Hardware fitness trackers are wrapped around the wrists of tech luminaries. Rumours continue to swirl about Apple’s intentions in the space. Facebook acquired Finnish fitness and activity tracker app Moves last month. The emergent quantified self/fitness tracking movement is gunning to go mainstream — and that means a whole lot more personal tracking services are going to push into what is already a crowded (and intentionally sweaty) space.
Fjuul is another Finnish startup tackling activity tracking with an iOS app aiming for mainstream users. Its app (pronounced ‘fuel’) has attracted €400,000 ($550,000) in funding thus far, with investment coming from Finland’s VC Vision+ and local public funding agency, Tekes.
The startup launched v1 of its app last July to “learn and refine” — but is just now doing a full global launch with v2 of Fjuul. The app is priced at $2.99/£1.99/€2.69.
The main difference between Fjuul and Moves is that instead of just tracking movements, such as steps, Fjuul calculates the intensity of the activity too — to help it generate an overall score (called ‘Fjuul Points’) which takes multiple types of varying activity into account.
This means users are given a single overarching metric to evaluate how much exercise they really got, rather than just approximating their fitness by measuring overall steps.

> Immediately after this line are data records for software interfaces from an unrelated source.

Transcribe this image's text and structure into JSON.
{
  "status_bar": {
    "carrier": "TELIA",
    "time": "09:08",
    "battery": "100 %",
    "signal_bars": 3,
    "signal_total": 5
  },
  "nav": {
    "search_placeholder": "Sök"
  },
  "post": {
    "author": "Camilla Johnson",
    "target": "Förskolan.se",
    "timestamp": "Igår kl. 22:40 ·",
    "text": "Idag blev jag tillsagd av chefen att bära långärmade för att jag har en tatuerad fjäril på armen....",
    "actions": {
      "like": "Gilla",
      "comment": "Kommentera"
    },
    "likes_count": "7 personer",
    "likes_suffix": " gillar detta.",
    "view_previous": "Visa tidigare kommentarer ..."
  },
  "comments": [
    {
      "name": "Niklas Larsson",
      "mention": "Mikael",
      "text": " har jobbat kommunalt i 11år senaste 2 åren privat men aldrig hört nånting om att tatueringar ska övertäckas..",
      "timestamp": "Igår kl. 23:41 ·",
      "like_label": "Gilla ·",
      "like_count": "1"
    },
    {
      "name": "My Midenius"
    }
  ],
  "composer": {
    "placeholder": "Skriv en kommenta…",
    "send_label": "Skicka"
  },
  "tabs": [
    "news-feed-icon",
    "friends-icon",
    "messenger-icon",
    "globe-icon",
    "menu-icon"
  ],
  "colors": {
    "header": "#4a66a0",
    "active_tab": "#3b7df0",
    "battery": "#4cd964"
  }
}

The Fjuul Points metric is fed by multiple types of locomotive activities — with the aim of making activity tracking simpler and also motivating its user by allowing different types of activities to count as exercise (and show up in the data). The app does also display steps taken and calories burned, but the focus is on Fjuul earned.

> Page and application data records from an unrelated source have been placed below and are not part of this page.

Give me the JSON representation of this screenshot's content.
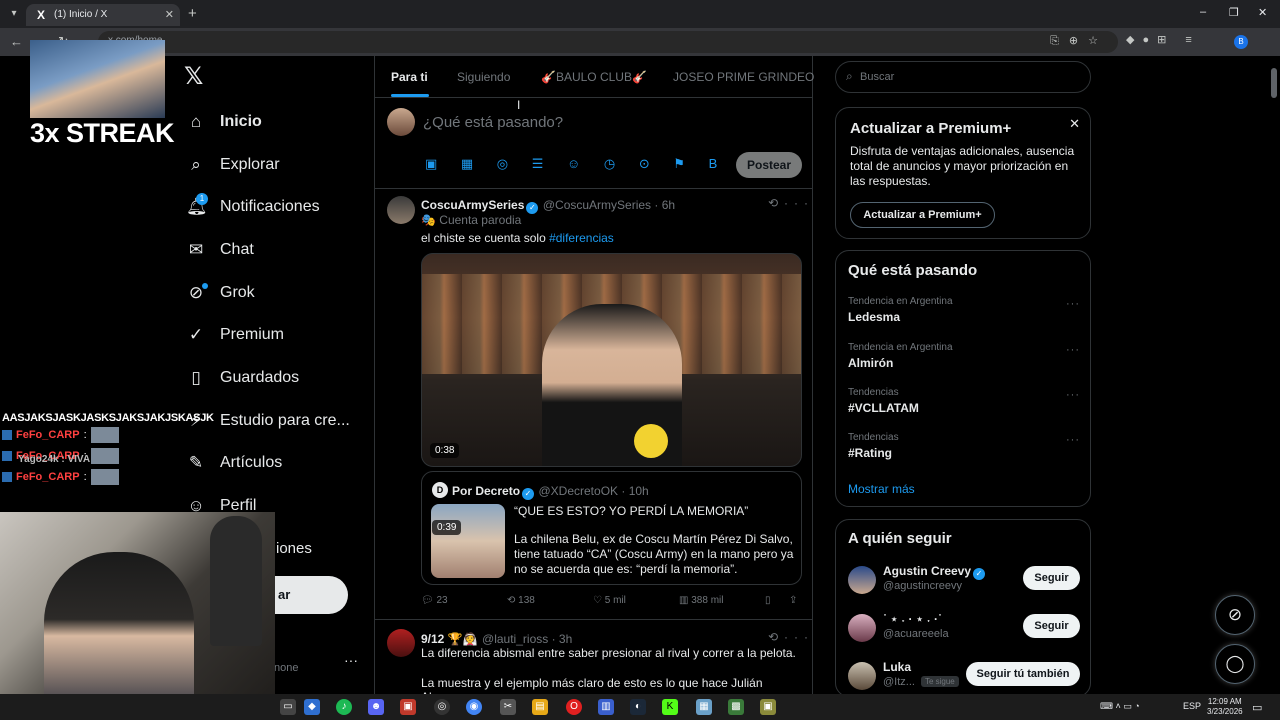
{
  "browser": {
    "tab_title": "(1) Inicio / X",
    "tab_favicon": "X",
    "tab_close": "✕",
    "new_tab": "+",
    "url": "x.com/home",
    "window_controls": [
      "–",
      "❐",
      "✕"
    ],
    "nav_icons": [
      "back-arrow-icon",
      "forward-arrow-icon",
      "reload-icon"
    ],
    "profile_initial": "B"
  },
  "overlay": {
    "streak_text": "3x STREAK",
    "chat_header": "AASJAKSJASKJASKSJAKSJAKJSKASJK",
    "chat_lines": [
      {
        "user": "FeFo_CARP"
      },
      {
        "user": "FeFo_CARP",
        "ghost": "Yago24k : VIVA"
      },
      {
        "user": "FeFo_CARP"
      }
    ],
    "chat_colon": ":"
  },
  "nav": {
    "items": [
      {
        "label": "Inicio",
        "icon": "⌂",
        "icon_name": "home-icon"
      },
      {
        "label": "Explorar",
        "icon": "⌕",
        "icon_name": "search-icon"
      },
      {
        "label": "Notificaciones",
        "icon": "🔔︎",
        "icon_name": "bell-icon",
        "badge": "1"
      },
      {
        "label": "Chat",
        "icon": "✉",
        "icon_name": "mail-icon"
      },
      {
        "label": "Grok",
        "icon": "⊘",
        "icon_name": "grok-icon"
      },
      {
        "label": "Premium",
        "icon": "✓",
        "icon_name": "premium-icon"
      },
      {
        "label": "Guardados",
        "icon": "▯",
        "icon_name": "bookmark-icon"
      },
      {
        "label": "Estudio para cre...",
        "icon": "⚡",
        "icon_name": "studio-icon"
      },
      {
        "label": "Artículos",
        "icon": "✎",
        "icon_name": "articles-icon"
      },
      {
        "label": "Perfil",
        "icon": "☺",
        "icon_name": "profile-icon"
      }
    ],
    "more_partial": "iones",
    "post_partial": "ar",
    "account_partial": "none",
    "account_dots": "···"
  },
  "feed": {
    "tabs": [
      "Para ti",
      "Siguiendo",
      "🎸BAULO CLUB🎸",
      "JOSEO PRIME GRINDEO"
    ],
    "compose_placeholder": "¿Qué está pasando?",
    "compose_tools": "▣ ▦ ◎ ☰ ☺ ◷ ⊙ ⚑ B I",
    "post_button": "Postear",
    "tweet1": {
      "name": "CoscuArmySeries",
      "handle": "@CoscuArmySeries · 6h",
      "parody": "🎭 Cuenta parodia",
      "text": "el chiste se cuenta solo ",
      "hashtag": "#diferencias",
      "video_time": "0:38",
      "quote": {
        "initial": "D",
        "name": "Por Decreto",
        "handle": "@XDecretoOK · 10h",
        "video_time": "0:39",
        "title": "“QUE ES ESTO? YO PERDÍ LA MEMORIA”",
        "body": "La chilena Belu, ex de Coscu Martín Pérez Di Salvo, tiene tatuado “CA” (Coscu Army) en la mano pero ya no se acuerda que es: “perdí la memoria”."
      },
      "replies": "23",
      "reposts": "138",
      "likes": "5 mil",
      "views": "388 mil"
    },
    "tweet2": {
      "name": "9/12 🏆👰",
      "handle": "@lauti_rioss · 3h",
      "text": "La diferencia abismal entre saber presionar al rival y correr a la pelota.",
      "text2": "La muestra y el ejemplo más claro de esto es lo que hace Julián Alvarez."
    }
  },
  "right": {
    "search_placeholder": "Buscar",
    "premium": {
      "title": "Actualizar a Premium+",
      "body": "Disfruta de ventajas adicionales, ausencia total de anuncios y mayor priorización en las respuestas.",
      "button": "Actualizar a Premium+",
      "close": "✕"
    },
    "trends_title": "Qué está pasando",
    "trends": [
      {
        "context": "Tendencia en Argentina",
        "name": "Ledesma"
      },
      {
        "context": "Tendencia en Argentina",
        "name": "Almirón"
      },
      {
        "context": "Tendencias",
        "name": "#VCLLATAM"
      },
      {
        "context": "Tendencias",
        "name": "#Rating"
      }
    ],
    "trend_more": "···",
    "show_more": "Mostrar más",
    "follow_title": "A quién seguir",
    "follow": [
      {
        "name": "Agustin Creevy",
        "handle": "@agustincreevy",
        "button": "Seguir",
        "verified": true
      },
      {
        "name": "˙ ⋆ ˖ · ⋆ ˖ ·˙",
        "handle": "@acuareeela",
        "button": "Seguir",
        "verified": false
      },
      {
        "name": "Luka",
        "handle": "@Itz...",
        "button": "Seguir tú también",
        "badge": "Te sigue",
        "verified": false
      }
    ]
  },
  "taskbar": {
    "lang": "ESP",
    "time": "12:09 AM",
    "date": "3/23/2026"
  },
  "colors": {
    "accent": "#1d9bf0",
    "background": "#000000",
    "text": "#e7e9ea",
    "muted": "#71767b",
    "border": "#2f3336"
  }
}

How exactly does it work? Fjuul does not rely on additional hardware to recognise and track movements — so there’s no wearable wristband — but rather makes use of sensors already in the iPhone, coupled with its own algorithms (it’s not reliant on the M7 chip either, but works on all iPhones).
Specifically it says it’s looking at accelerometer, sensor and contextual location data to capture locomotive/continuous movements. It’s also not relying on GPS data to calculate speed/intensity — which means that just sitting on a moving train with your iPhone in your pocket won’t result in gaining lots of unearned Fjuul Points. (Not constantly drawing on GPS also helps the app reduce battery drain.)

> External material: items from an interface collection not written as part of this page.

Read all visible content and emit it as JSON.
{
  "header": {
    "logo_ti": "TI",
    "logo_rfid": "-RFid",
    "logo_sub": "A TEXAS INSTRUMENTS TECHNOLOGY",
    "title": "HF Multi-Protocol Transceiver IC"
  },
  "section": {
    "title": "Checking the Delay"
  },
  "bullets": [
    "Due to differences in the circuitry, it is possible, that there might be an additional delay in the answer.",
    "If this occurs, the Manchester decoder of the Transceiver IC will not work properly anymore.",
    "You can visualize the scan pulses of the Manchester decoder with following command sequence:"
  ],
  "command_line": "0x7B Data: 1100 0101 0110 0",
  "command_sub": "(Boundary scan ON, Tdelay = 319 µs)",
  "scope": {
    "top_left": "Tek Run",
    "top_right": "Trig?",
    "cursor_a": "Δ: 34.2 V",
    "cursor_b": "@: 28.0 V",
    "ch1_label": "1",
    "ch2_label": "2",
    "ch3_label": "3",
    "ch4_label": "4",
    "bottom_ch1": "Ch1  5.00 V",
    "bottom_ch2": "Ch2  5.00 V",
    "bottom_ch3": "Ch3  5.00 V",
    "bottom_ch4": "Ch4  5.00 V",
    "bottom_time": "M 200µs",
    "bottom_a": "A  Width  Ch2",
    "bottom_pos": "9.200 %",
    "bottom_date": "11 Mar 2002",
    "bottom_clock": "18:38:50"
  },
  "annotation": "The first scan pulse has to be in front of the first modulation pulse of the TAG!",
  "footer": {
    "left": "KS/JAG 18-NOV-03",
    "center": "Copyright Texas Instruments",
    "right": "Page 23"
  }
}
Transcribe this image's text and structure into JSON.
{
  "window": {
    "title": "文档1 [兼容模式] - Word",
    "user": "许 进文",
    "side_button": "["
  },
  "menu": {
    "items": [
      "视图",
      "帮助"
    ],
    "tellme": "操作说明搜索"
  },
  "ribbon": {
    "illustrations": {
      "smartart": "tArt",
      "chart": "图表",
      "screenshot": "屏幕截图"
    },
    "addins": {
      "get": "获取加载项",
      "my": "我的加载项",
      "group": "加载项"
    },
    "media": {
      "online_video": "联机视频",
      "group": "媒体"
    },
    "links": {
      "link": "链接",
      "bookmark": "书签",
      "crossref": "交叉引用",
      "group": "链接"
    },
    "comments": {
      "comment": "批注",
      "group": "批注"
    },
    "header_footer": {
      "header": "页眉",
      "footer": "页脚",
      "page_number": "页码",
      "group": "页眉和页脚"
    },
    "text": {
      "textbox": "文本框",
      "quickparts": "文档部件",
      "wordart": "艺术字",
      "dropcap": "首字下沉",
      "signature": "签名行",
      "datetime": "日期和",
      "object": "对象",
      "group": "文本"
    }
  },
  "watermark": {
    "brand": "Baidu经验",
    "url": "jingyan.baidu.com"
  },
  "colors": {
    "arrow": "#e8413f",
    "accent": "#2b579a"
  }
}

Examples of casual activities that can contribute to your overall Fjuul Points include shopping, gardening, dancing and walking — as well as more obvious exercise such as running or jogging on a treadmill.
The startup concedes there may be a little ‘noise’ generated in the captured motion data during the day, such as if you’re taking a bumpy train ride, but claims this will be a marginal addition to overall activity tracked.
“You will get points for bike rides (and steps for that sake) and the energy might be a bit lower (calories) compared to heart rate/GPS tracking,” it tells TechCrunch when asked about the types of activities that can and can’t be tracked by Fjuul.
“Overlapping movements, such as rowing etc Fjuul doesn’t capture. The app captures… casual activities which represent in our view 80% of things people do.”
The app runs in the background, continuously capturing activity data to feed its analysis of your sedentary or not-so-sedentary lifestyle. Since it says it’s able to distinguish the type and intensity of motion it can send you a notification when your activity level is high enough to have what its website describes as “real impacts on your health”.
The startup says the aim of the app is to make fitness and exercise “part of daily, casual life for regular people” — i.e. rather than being (another) app targeting the well-served fitness fanatic niche. So activities such as walking and housework absolutely show up in the data, encouraging users to be generally more active.
After it’s analysed your daily activity, Fjuul will suggest personal goals and calculate how you can reach them. So, like all exercise regimes, it requires sticking with it for a while to get the most out of it.
The startup told TechCrunch its algorithm needs 15 second intervals to approximate MET (metabolic equivalents of tasks) which gives it the energy cost for each activity. The phone also has to be in a pocket to represent body motion for the system to work best, rather than held in the hand.
“The way Fjuul measures intensity is through the sensors of the device and elements like motion curve, frequency and more,” it noted.
It uses the Mifflin St Jeor Equation to convert MET to calories based on the user’s personal profile (not just their weight). So, on sign up, the user is asked for their gender, weight, height and age data, which helps it customise calorie counts.
I tested the app by going for a run at slightly below my usual pace, thanks to post-Disrupttiredness and jetlag. The result of this 3.7km run was ~35 Fjuul Points earned, and a top-line verdict that I was “pushing hard”.
But the nature of the app makes it hard to single out a particular chunk of exercise, since the point is to measure overall activity throughout the day.
Here’s the same run mapped below with data from my Nike GPS Sportwatch – which generated 982 NikeFuel units (Nike’s own propriety fitness tracker metric), and apparently accounted for 182 calories burned.
(Nike’s system didn’t give me a verdict on how hard I was pushing — asking me to sync more runs to get a handle on that since I haven’t had time to go running for a week so it’s lacking the comparative data right now).
It’s an apples-to-oranges comparison of course. The Sportwatch is aimed at existing runners seeking granular and specific data. While the Fjuul wants to encourage a far wider user group to shake their tail feather a bit more often to increase their general fitness level.
Personally, I find the Fjuul app a bit opaque for my tastes. I’d rather be given access to more raw data so I can analyse it myself. But for a target user who needs motivation to be more active, having a simplified approach to fitness data capture and visualisation may be just the ticket to get them off the sofa.
The app allows for basic fitness level goals and challenges, such as burning off the equivalent of a “burger”, to be set with a couple of taps.
Despite its apparent focus on simplicity, it’s worth saying that the interface is minimalistic to the point of being cryptic at times – so there is certainly room for improvement there. It also has some irritatingly naggy notifications, which seem out of place for software that’s supposed to just run in the background.
But these are likely teething issues to be worked out as Fjuul starts taking on more users, now that it’s opened its app up with a full global launch.
Fjuul was founded in 2012 by Sascha Wischek who is currently studying for a PhD at Cambridge University. Wischek began the academic research that underpins Fjuul back in 2012.